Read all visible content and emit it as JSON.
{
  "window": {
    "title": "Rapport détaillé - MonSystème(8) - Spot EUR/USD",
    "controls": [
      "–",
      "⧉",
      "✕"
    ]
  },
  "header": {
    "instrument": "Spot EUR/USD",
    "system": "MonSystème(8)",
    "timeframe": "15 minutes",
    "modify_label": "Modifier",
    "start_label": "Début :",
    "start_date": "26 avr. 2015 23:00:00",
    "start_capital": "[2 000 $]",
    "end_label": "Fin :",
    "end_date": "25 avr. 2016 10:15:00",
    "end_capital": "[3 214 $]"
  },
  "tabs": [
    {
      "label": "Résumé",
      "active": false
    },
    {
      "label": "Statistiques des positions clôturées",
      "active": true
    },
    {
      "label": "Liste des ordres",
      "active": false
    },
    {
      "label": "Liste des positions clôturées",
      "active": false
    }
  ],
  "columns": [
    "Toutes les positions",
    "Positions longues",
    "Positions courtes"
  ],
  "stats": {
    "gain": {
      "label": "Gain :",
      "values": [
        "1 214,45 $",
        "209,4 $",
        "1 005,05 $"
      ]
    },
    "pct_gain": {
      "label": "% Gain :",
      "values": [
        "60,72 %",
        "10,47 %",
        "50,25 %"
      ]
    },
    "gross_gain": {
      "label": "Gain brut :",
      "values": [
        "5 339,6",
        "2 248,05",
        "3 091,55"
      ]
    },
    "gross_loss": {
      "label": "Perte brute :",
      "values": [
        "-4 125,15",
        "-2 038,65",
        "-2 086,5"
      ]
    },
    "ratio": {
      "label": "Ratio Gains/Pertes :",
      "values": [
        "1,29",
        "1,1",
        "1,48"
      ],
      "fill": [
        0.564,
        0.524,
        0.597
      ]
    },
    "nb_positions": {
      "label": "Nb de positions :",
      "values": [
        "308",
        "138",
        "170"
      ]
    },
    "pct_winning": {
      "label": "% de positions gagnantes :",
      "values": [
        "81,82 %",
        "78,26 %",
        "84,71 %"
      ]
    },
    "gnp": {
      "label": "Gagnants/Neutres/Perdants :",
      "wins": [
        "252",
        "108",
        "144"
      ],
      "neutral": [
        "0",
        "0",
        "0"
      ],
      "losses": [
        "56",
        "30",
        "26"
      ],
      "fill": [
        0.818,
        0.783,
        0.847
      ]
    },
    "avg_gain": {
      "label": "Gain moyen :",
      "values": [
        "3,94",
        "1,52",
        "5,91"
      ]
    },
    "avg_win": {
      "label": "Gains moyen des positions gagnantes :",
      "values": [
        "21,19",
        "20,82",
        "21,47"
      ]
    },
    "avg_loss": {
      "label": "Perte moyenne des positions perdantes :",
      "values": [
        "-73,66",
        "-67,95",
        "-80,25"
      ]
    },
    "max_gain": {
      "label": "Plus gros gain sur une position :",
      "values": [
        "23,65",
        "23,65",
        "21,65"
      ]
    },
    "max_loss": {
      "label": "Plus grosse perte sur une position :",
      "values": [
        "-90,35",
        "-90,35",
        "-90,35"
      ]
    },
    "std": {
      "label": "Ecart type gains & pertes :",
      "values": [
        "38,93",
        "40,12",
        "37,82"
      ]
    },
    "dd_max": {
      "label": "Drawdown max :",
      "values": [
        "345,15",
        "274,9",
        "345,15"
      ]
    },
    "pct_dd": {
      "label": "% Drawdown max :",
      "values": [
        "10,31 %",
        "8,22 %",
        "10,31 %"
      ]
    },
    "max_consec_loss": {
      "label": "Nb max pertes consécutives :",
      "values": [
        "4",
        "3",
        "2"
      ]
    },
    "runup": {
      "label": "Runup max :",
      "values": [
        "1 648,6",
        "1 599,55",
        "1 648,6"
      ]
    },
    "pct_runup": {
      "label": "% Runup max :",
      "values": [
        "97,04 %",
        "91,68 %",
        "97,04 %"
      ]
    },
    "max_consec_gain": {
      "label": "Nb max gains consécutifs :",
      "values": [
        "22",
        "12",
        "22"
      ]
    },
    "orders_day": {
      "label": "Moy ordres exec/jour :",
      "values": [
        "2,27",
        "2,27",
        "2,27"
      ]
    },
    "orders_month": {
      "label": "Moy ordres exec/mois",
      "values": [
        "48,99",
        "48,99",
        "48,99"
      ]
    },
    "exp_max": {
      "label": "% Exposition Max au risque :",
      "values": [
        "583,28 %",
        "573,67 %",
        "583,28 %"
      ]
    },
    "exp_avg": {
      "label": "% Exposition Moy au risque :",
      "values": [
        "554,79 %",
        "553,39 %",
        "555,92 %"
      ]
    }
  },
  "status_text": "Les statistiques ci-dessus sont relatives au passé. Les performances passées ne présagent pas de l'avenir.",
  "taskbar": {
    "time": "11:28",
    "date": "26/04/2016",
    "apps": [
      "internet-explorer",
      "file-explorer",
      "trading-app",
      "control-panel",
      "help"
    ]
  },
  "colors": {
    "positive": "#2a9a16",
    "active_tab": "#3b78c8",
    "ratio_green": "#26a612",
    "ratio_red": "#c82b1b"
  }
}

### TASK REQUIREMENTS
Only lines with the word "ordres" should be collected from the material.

### ANSWER BOX
      "label": "Liste des ordres",
      "label": "Moy ordres exec/jour :",
      "label": "Moy ordres exec/mois",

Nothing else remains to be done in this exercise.